----- GIVEN DATA -----

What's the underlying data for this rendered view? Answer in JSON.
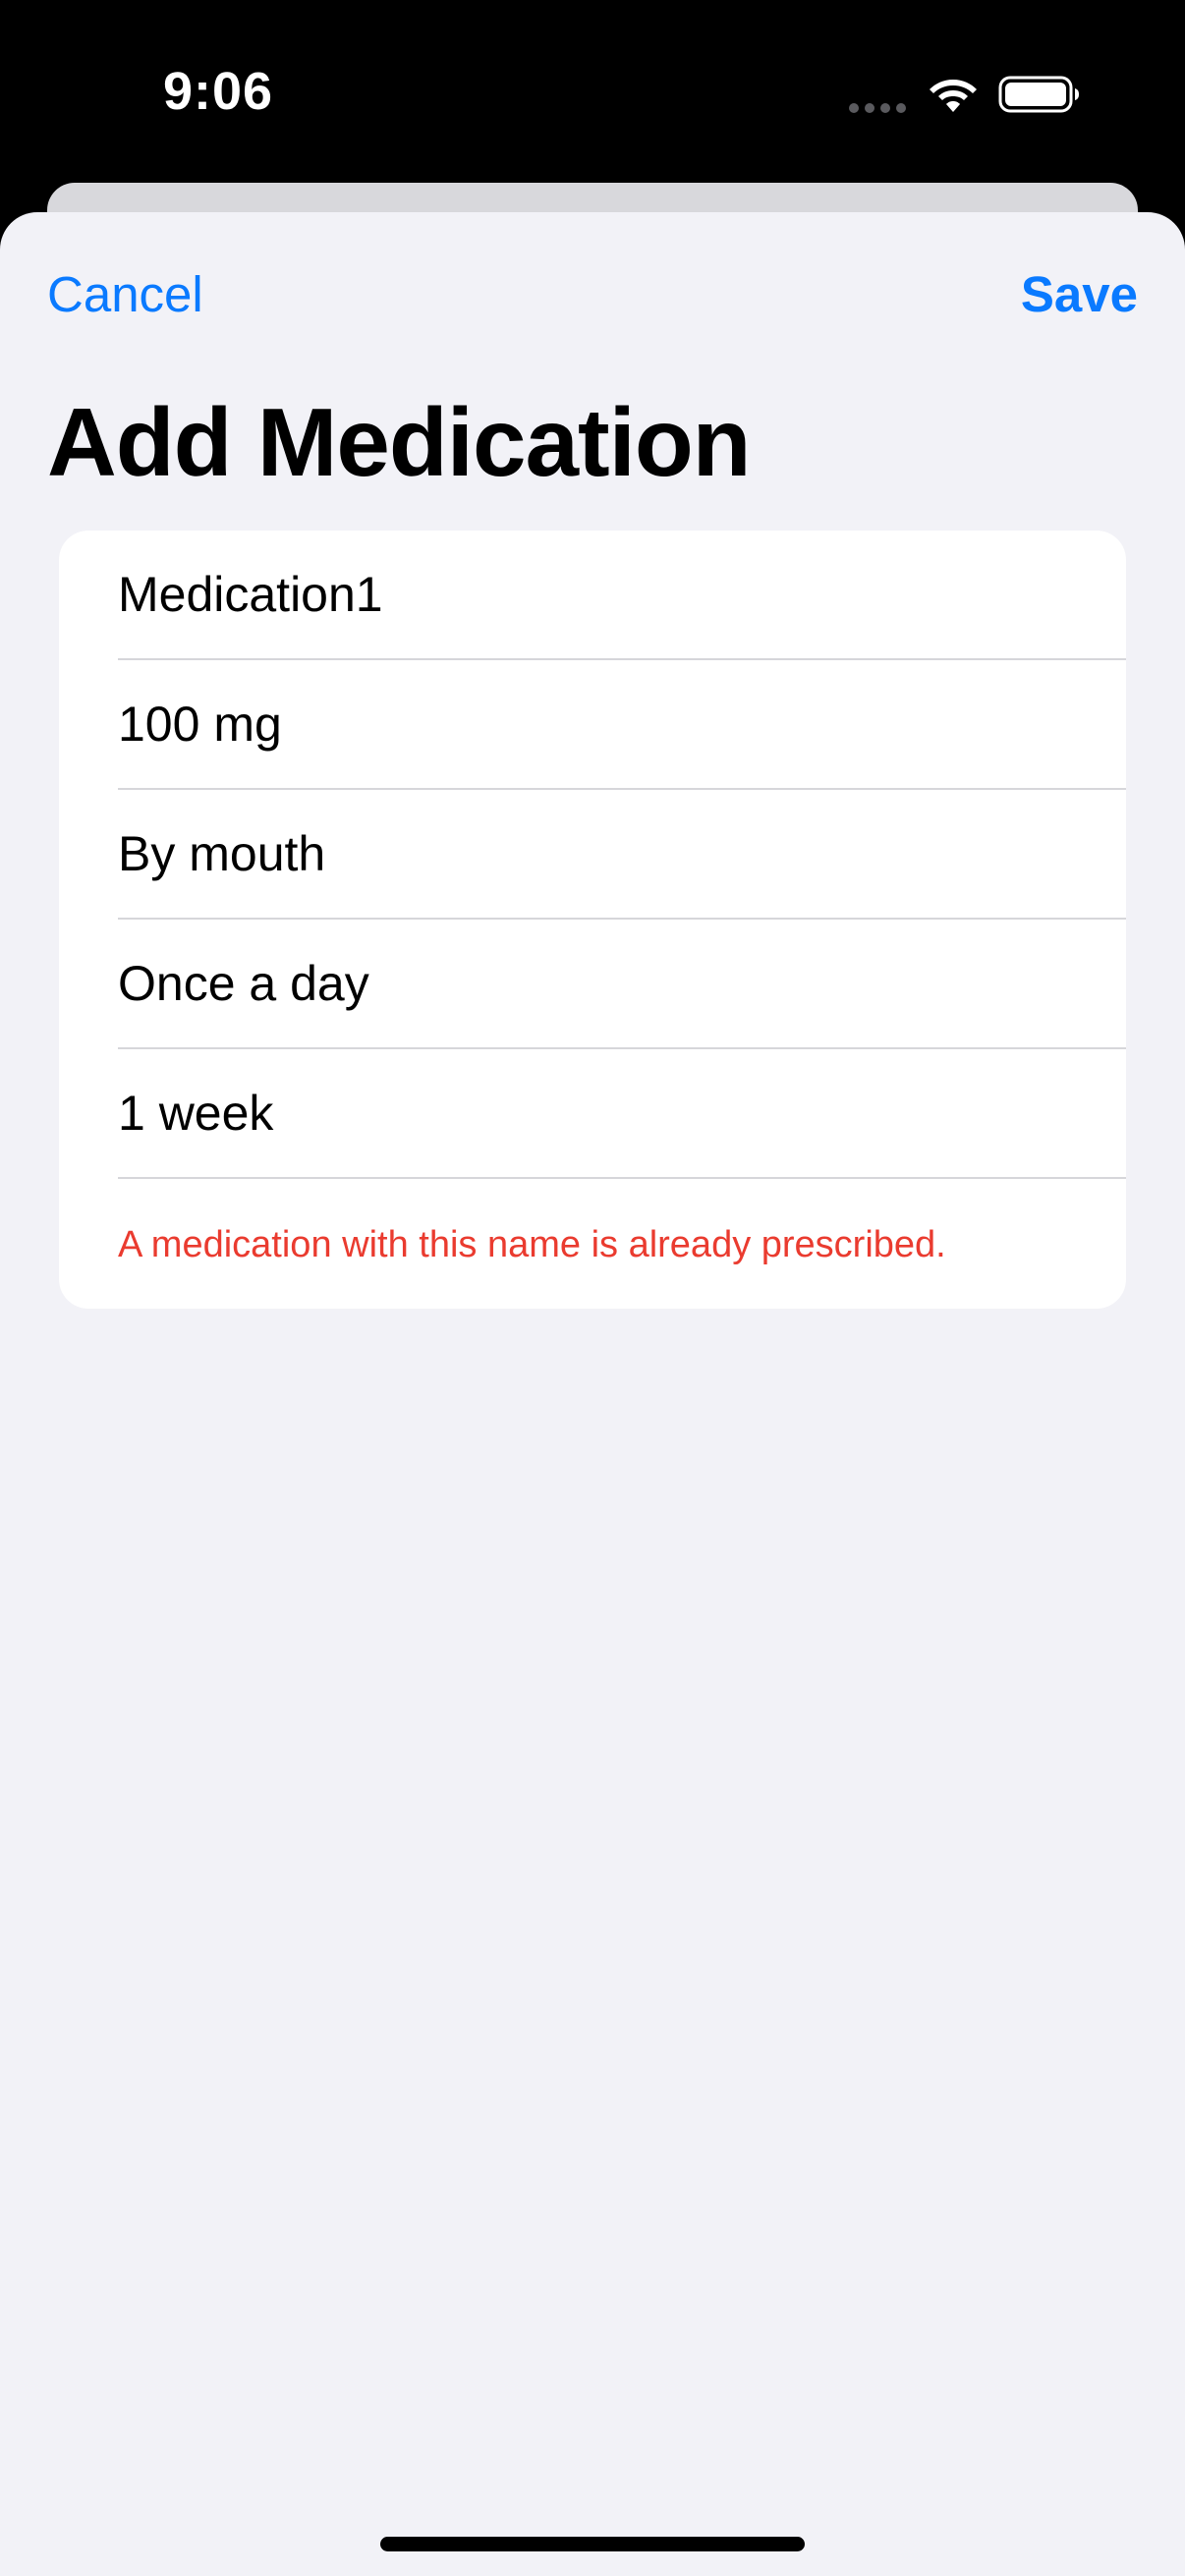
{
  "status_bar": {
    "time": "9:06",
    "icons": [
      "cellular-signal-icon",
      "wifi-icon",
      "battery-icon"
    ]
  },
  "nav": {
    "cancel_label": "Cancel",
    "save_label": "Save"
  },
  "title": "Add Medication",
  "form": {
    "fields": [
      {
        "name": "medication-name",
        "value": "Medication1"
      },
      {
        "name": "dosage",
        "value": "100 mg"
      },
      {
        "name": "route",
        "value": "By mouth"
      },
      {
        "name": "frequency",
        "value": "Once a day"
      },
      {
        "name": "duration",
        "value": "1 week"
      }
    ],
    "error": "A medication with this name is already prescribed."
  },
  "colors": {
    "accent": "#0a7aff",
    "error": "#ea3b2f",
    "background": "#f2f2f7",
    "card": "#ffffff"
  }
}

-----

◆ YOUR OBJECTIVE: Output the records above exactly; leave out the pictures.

◆ SOLUTION TO THIS PROBLEM:
What's the underlying data for this rendered view? Answer in JSON.
{
  "status_bar": {
    "time": "9:06",
    "icons": [
      "cellular-signal-icon",
      "wifi-icon",
      "battery-icon"
    ]
  },
  "nav": {
    "cancel_label": "Cancel",
    "save_label": "Save"
  },
  "title": "Add Medication",
  "form": {
    "fields": [
      {
        "name": "medication-name",
        "value": "Medication1"
      },
      {
        "name": "dosage",
        "value": "100 mg"
      },
      {
        "name": "route",
        "value": "By mouth"
      },
      {
        "name": "frequency",
        "value": "Once a day"
      },
      {
        "name": "duration",
        "value": "1 week"
      }
    ],
    "error": "A medication with this name is already prescribed."
  },
  "colors": {
    "accent": "#0a7aff",
    "error": "#ea3b2f",
    "background": "#f2f2f7",
    "card": "#ffffff"
  }
}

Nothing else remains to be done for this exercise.